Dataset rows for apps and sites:
^^^^^^^^

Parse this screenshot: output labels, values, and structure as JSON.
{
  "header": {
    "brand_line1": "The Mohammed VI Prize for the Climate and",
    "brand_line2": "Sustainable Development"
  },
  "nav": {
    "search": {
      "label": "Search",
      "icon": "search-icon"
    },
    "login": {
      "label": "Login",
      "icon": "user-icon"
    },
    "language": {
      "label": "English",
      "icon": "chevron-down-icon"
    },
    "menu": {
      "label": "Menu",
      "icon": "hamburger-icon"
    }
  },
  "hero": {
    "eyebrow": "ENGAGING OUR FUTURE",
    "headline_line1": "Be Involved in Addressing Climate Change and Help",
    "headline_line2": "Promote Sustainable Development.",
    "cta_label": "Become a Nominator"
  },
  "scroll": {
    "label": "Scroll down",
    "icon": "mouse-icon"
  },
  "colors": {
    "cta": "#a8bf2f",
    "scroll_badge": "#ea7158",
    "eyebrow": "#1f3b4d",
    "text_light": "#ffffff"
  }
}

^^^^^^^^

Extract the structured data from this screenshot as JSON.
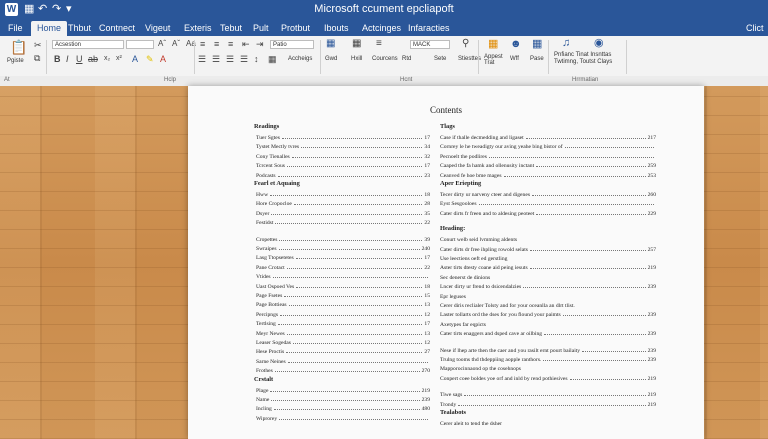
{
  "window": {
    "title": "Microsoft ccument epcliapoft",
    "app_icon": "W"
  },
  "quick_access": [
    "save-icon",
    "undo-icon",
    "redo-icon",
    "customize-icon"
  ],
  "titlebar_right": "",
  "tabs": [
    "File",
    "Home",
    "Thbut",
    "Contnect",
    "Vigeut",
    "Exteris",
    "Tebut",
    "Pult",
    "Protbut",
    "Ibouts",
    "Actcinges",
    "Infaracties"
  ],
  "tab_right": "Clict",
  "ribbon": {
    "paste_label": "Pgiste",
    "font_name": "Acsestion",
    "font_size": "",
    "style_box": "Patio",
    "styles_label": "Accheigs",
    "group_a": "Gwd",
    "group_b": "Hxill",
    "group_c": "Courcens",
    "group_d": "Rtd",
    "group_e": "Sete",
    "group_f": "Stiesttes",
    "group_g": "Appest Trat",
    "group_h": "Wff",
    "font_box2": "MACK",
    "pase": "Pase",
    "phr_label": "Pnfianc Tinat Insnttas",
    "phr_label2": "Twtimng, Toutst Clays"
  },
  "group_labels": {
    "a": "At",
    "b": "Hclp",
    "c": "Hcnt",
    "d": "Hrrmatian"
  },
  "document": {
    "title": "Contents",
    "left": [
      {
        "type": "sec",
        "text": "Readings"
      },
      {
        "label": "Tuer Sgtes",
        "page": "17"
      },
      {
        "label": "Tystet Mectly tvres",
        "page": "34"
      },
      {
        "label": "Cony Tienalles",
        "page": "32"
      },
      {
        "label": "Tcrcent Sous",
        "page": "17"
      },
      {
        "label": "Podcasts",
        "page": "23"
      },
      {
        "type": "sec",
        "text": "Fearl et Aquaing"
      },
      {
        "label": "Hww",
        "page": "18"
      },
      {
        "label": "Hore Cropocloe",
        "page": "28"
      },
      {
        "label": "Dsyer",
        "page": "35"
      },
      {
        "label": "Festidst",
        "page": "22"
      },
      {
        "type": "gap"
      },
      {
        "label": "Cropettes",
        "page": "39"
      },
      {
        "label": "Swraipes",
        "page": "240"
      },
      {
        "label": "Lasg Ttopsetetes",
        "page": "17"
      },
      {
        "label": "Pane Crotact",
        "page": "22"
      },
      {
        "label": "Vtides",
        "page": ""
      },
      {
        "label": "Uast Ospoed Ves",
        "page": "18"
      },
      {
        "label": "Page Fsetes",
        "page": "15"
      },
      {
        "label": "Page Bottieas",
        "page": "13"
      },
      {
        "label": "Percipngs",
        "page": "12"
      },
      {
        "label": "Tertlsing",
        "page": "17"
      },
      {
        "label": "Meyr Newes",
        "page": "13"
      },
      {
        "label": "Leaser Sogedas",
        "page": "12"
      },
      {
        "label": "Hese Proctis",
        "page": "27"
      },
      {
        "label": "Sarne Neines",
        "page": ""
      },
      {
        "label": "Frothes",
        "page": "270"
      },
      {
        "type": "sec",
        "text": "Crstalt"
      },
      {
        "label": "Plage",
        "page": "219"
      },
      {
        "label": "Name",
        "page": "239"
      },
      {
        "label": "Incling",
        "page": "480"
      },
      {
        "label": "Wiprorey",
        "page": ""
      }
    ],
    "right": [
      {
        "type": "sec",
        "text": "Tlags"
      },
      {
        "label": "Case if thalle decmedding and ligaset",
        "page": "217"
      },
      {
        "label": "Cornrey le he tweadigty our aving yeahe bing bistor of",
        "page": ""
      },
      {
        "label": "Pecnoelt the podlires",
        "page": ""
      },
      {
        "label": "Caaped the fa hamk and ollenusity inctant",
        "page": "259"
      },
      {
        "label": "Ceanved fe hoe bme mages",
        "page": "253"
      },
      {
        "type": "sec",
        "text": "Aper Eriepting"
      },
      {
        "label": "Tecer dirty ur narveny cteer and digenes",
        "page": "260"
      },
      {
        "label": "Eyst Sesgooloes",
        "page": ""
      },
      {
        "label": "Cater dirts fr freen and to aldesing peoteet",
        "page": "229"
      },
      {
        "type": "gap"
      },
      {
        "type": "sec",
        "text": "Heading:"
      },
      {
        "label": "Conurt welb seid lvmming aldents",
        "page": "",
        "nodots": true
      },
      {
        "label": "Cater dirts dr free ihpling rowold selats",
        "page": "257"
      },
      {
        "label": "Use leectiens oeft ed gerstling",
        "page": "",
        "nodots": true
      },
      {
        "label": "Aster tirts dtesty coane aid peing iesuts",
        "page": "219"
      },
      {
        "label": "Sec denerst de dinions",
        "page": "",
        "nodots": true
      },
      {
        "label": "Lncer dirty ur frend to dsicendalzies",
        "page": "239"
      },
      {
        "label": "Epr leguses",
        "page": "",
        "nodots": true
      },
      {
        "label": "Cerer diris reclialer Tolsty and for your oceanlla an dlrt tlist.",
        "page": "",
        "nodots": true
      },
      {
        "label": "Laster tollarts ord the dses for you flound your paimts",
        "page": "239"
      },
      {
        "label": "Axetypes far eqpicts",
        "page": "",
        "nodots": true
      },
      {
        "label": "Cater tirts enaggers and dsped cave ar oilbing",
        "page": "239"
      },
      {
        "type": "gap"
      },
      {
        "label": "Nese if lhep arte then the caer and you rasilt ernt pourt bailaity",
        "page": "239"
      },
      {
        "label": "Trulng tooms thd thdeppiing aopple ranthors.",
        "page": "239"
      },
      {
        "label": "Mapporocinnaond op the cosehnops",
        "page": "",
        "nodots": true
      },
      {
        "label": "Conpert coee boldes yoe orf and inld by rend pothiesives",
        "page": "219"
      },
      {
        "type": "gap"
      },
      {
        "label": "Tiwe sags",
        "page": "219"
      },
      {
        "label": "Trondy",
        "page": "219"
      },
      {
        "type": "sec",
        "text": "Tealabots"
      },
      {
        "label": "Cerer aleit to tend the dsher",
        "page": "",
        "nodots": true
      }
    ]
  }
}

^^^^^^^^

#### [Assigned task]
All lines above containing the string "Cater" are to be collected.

#### [Final answer]
        "label": "Cater dirts fr freen and to aldesing peoteet",
        "label": "Cater dirts dr free ihpling rowold selats",
        "label": "Cater tirts enaggers and dsped cave ar oilbing",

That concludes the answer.